Requirement: All lines of the material that contain "this" must be copied out.

+++ Data shown +++

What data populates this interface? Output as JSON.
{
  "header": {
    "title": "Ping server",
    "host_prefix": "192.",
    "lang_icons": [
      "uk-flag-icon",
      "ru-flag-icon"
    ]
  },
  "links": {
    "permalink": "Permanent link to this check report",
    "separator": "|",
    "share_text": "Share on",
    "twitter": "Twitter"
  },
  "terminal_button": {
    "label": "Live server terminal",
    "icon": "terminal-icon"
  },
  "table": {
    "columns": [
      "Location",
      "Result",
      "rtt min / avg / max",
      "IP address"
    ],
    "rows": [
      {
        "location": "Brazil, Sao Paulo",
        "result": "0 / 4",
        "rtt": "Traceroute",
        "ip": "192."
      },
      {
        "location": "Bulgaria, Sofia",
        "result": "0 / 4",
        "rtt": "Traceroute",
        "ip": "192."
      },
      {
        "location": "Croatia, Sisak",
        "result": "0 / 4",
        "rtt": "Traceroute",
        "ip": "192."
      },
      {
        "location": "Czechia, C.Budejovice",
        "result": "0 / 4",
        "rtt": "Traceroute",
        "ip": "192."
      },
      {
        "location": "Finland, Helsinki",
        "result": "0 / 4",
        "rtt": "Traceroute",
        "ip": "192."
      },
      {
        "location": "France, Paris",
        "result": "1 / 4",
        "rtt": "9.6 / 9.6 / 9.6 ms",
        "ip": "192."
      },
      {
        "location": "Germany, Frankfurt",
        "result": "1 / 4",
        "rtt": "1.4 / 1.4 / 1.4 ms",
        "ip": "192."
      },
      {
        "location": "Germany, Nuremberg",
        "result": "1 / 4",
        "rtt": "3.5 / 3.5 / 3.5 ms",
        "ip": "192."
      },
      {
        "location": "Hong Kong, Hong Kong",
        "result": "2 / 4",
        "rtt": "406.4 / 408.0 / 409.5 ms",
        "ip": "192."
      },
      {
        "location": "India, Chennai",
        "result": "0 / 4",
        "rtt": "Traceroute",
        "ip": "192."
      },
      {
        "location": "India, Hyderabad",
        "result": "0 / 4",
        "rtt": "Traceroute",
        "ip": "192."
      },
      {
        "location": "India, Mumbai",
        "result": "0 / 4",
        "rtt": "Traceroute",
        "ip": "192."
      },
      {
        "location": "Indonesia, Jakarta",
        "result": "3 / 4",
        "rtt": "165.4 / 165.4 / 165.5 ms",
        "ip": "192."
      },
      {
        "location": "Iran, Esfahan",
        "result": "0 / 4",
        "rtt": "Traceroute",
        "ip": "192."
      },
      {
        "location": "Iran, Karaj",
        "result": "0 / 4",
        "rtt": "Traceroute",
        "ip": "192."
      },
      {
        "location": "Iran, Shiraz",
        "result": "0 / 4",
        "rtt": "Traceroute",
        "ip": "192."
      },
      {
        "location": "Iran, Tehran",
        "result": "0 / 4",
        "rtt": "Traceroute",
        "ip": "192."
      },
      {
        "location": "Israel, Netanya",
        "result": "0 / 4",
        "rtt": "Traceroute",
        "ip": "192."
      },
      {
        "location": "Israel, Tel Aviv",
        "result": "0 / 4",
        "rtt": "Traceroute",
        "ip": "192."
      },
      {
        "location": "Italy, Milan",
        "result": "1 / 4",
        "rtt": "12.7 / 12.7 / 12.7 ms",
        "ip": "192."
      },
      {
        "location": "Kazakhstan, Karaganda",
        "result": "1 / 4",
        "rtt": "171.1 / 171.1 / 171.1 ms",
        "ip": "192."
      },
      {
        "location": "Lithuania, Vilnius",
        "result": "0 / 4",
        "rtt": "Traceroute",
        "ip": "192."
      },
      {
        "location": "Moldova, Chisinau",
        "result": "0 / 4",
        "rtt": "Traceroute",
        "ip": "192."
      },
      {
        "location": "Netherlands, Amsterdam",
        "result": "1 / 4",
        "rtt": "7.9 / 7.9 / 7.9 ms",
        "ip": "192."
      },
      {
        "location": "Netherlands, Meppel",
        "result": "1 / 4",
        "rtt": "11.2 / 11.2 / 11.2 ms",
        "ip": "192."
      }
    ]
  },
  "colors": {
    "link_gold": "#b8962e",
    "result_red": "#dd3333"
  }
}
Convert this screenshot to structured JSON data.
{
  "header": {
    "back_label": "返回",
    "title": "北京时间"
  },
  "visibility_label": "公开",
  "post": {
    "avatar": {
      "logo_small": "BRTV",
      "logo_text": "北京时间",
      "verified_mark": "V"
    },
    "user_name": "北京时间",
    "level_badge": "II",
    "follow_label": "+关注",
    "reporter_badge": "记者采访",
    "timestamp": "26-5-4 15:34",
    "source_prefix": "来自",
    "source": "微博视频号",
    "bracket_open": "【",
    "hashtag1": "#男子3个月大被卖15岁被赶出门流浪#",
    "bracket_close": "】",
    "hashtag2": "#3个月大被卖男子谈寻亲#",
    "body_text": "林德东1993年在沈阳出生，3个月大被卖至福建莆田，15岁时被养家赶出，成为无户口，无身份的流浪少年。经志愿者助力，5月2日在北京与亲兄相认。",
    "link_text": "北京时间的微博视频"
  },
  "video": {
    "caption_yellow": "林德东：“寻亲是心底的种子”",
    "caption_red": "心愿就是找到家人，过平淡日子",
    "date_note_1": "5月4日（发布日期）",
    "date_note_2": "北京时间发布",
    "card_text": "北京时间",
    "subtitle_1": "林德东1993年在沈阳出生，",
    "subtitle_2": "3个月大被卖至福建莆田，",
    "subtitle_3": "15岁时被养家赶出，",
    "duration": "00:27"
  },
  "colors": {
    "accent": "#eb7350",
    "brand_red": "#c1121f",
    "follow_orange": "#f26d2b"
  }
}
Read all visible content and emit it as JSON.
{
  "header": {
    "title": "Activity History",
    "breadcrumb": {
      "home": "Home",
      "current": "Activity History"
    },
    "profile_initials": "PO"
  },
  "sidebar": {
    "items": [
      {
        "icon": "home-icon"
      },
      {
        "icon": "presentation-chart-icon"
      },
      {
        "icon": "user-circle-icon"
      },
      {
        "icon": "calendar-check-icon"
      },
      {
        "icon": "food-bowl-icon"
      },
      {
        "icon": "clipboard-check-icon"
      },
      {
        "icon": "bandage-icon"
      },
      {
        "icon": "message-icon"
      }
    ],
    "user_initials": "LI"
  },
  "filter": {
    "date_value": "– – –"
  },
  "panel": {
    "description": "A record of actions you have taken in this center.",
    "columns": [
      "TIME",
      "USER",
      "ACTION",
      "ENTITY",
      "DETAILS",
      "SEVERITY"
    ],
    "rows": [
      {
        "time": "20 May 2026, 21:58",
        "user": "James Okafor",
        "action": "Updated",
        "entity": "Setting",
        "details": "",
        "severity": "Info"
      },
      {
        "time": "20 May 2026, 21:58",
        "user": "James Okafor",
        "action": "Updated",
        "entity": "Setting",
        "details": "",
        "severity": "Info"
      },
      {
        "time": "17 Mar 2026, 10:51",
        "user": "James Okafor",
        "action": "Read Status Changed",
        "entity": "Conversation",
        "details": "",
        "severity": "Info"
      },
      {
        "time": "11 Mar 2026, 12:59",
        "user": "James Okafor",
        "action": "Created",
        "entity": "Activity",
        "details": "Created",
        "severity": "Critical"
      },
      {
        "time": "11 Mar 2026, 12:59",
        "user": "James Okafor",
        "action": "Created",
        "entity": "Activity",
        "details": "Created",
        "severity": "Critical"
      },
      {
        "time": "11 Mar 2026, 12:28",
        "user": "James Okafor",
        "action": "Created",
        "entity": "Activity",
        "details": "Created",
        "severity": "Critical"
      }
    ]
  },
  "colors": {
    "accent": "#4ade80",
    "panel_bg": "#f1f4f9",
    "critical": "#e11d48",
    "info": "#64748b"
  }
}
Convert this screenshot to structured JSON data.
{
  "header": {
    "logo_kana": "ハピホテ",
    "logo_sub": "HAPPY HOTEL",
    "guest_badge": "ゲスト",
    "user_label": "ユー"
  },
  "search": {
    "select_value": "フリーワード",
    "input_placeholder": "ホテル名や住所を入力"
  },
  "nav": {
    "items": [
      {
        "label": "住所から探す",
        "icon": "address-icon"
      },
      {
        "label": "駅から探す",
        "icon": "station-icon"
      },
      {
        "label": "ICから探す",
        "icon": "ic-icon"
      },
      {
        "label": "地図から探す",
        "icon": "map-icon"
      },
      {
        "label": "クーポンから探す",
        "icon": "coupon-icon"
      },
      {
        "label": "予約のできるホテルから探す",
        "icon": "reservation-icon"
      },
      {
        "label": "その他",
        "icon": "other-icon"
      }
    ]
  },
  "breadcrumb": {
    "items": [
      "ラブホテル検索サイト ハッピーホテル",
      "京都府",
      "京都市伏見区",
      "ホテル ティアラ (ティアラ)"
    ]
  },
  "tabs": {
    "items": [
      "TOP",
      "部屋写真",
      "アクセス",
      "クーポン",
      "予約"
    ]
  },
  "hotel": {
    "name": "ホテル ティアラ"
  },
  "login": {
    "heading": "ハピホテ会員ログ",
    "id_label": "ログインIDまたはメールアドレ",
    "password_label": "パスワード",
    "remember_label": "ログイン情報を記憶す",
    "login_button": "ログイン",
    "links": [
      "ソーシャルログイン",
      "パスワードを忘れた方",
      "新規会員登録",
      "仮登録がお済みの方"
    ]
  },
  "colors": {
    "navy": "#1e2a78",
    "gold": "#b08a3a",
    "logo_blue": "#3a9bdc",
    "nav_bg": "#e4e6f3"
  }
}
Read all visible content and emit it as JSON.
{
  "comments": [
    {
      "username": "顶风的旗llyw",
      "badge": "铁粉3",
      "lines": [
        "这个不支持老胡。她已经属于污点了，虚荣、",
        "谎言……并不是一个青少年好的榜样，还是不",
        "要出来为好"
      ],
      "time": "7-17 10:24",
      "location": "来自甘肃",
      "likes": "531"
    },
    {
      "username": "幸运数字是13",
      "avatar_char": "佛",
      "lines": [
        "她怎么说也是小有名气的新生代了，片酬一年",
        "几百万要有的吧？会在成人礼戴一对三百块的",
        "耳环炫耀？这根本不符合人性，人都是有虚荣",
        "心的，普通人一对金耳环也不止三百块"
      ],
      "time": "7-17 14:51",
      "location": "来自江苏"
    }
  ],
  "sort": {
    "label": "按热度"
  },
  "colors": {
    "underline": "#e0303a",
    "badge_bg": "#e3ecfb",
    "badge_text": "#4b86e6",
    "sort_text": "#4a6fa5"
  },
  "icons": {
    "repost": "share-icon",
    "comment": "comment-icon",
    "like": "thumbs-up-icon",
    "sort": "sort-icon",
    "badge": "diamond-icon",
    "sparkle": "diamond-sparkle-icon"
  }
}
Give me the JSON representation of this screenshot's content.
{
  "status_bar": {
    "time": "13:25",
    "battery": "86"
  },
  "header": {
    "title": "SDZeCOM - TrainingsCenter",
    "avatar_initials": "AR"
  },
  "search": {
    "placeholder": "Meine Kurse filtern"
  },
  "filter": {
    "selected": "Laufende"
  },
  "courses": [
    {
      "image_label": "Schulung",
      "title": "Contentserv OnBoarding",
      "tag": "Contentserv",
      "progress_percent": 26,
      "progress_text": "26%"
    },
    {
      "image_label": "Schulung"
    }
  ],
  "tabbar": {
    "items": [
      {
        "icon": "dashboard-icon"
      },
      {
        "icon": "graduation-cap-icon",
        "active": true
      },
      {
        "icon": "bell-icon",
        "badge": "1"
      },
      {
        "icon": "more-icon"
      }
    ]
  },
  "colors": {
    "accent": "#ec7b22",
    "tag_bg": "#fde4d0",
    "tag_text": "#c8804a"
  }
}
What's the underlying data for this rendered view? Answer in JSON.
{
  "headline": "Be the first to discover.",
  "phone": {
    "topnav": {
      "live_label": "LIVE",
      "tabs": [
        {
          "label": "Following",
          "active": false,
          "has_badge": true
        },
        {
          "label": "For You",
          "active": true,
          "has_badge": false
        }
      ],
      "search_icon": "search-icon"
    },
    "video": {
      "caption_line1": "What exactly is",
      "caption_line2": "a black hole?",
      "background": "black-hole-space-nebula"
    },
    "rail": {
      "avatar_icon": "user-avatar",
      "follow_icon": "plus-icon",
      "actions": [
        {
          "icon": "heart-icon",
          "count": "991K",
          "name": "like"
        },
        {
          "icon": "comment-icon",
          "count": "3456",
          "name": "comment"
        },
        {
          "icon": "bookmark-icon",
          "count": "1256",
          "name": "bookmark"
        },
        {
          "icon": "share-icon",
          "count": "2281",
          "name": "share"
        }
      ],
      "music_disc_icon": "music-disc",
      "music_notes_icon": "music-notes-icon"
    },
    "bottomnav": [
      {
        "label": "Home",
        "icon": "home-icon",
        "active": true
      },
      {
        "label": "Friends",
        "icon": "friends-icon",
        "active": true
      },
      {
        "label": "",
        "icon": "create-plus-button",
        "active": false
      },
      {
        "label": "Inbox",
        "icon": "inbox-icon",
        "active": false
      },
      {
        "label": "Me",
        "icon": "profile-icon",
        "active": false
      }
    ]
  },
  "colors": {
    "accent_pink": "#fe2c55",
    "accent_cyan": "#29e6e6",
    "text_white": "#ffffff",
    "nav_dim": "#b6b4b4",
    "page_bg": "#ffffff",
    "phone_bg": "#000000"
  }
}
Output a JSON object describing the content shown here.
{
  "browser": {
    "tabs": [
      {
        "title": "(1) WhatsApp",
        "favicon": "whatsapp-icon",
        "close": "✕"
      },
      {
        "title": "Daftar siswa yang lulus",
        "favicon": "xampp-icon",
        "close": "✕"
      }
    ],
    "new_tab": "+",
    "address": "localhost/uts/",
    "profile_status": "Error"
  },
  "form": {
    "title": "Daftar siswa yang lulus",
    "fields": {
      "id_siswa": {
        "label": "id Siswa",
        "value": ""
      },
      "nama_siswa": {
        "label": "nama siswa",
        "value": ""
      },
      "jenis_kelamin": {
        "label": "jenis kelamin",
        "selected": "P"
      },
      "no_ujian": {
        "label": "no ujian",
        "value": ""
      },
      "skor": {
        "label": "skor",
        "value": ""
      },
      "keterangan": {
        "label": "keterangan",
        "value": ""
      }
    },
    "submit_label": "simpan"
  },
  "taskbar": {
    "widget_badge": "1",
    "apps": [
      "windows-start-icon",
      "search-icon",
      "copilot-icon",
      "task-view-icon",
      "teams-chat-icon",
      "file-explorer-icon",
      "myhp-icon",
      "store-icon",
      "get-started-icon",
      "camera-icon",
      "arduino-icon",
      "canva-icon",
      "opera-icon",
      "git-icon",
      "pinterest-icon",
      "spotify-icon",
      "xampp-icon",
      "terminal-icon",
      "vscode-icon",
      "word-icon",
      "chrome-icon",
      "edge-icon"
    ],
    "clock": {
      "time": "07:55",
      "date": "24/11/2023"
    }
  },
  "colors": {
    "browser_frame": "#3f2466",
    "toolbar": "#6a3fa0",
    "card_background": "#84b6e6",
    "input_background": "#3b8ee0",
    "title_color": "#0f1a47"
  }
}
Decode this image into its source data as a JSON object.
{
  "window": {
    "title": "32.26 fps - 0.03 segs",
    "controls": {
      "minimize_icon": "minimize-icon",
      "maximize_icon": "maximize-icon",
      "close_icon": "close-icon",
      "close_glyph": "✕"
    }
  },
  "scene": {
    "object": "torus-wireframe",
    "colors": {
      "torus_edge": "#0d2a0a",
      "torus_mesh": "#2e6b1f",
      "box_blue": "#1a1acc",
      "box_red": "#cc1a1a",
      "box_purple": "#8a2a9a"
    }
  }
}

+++

Response area:
What data populates this interface? Output as JSON.
    "permalink": "Permanent link to this check report",
Convert this screenshot to structured JSON data.
    "description": "A record of actions you have taken in this center.",
Convert this screenshot to structured JSON data.
Give me the JSON representation of this screenshot's content.
What's the underlying data for this rendered view? Answer in JSON.
Decode this image into its source data as a JSON object.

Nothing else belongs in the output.